===== Records to use

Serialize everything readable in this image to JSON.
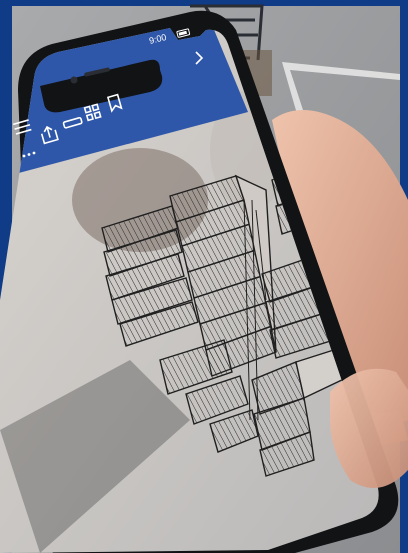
{
  "status_bar": {
    "time": "9:00",
    "carrier": "",
    "signal_icon": "signal-icon",
    "battery_icon": "battery-icon"
  },
  "toolbar": {
    "icons": [
      "list-icon",
      "share-icon",
      "measure-icon",
      "grid-view-icon",
      "bookmark-icon",
      "more-icon",
      "chevron-right-icon"
    ]
  },
  "colors": {
    "frame": "#0f3b87",
    "ground": "#9a9c9f",
    "phone_body": "#111315",
    "app_bar": "#2f57a9",
    "skin": "#e2b39c",
    "model_line": "#202020"
  }
}
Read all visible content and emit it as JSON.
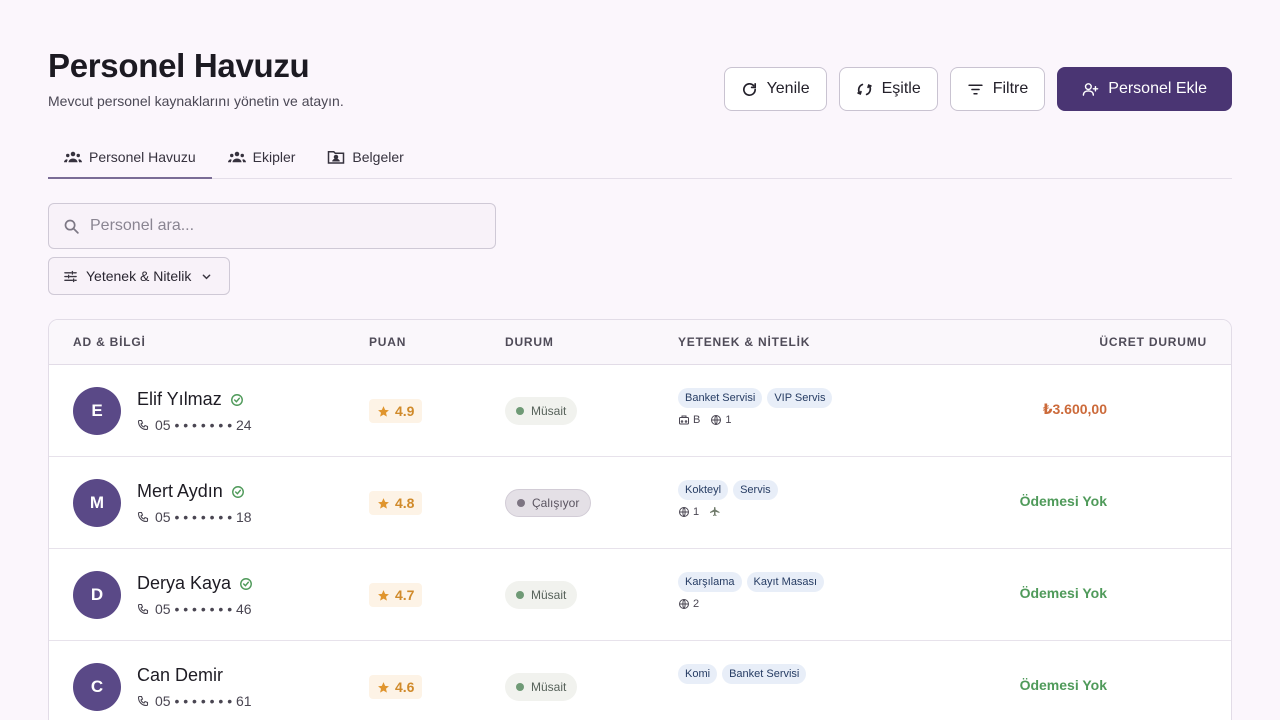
{
  "header": {
    "title": "Personel Havuzu",
    "subtitle": "Mevcut personel kaynaklarını yönetin ve atayın.",
    "buttons": {
      "refresh": "Yenile",
      "sync": "Eşitle",
      "filter": "Filtre",
      "add": "Personel Ekle"
    }
  },
  "tabs": [
    {
      "label": "Personel Havuzu",
      "icon": "group-icon",
      "active": true
    },
    {
      "label": "Ekipler",
      "icon": "group-icon",
      "active": false
    },
    {
      "label": "Belgeler",
      "icon": "folder-user-icon",
      "active": false
    }
  ],
  "search": {
    "placeholder": "Personel ara...",
    "value": ""
  },
  "filter_chip": {
    "label": "Yetenek & Nitelik"
  },
  "table": {
    "columns": {
      "name": "AD & BİLGİ",
      "rating": "PUAN",
      "status": "DURUM",
      "skills": "YETENEK & NİTELİK",
      "fee": "ÜCRET DURUMU"
    },
    "rows": [
      {
        "initial": "E",
        "name": "Elif Yılmaz",
        "verified": true,
        "phone": "05 • • • • • • • 24",
        "rating": "4.9",
        "status": "Müsait",
        "status_type": "avail",
        "tags": [
          "Banket Servisi",
          "VIP Servis"
        ],
        "meta": {
          "license": "B",
          "languages": "1",
          "travel": false
        },
        "fee": "₺3.600,00",
        "fee_type": "amount"
      },
      {
        "initial": "M",
        "name": "Mert Aydın",
        "verified": true,
        "phone": "05 • • • • • • • 18",
        "rating": "4.8",
        "status": "Çalışıyor",
        "status_type": "busy",
        "tags": [
          "Kokteyl",
          "Servis"
        ],
        "meta": {
          "license": "",
          "languages": "1",
          "travel": true
        },
        "fee": "Ödemesi Yok",
        "fee_type": "none"
      },
      {
        "initial": "D",
        "name": "Derya Kaya",
        "verified": true,
        "phone": "05 • • • • • • • 46",
        "rating": "4.7",
        "status": "Müsait",
        "status_type": "avail",
        "tags": [
          "Karşılama",
          "Kayıt Masası"
        ],
        "meta": {
          "license": "",
          "languages": "2",
          "travel": false
        },
        "fee": "Ödemesi Yok",
        "fee_type": "none"
      },
      {
        "initial": "C",
        "name": "Can Demir",
        "verified": false,
        "phone": "05 • • • • • • • 61",
        "rating": "4.6",
        "status": "Müsait",
        "status_type": "avail",
        "tags": [
          "Komi",
          "Banket Servisi"
        ],
        "meta": {
          "license": "",
          "languages": "",
          "travel": false
        },
        "fee": "Ödemesi Yok",
        "fee_type": "none"
      }
    ]
  },
  "colors": {
    "primary": "#4a3573",
    "avatar": "#5a4987",
    "fee_amount": "#cc6a3a",
    "fee_none": "#4f9a5a",
    "rating": "#d08a2a"
  }
}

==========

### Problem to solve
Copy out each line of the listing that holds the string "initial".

### Response below
        "initial": "E",
        "initial": "M",
        "initial": "D",
        "initial": "C",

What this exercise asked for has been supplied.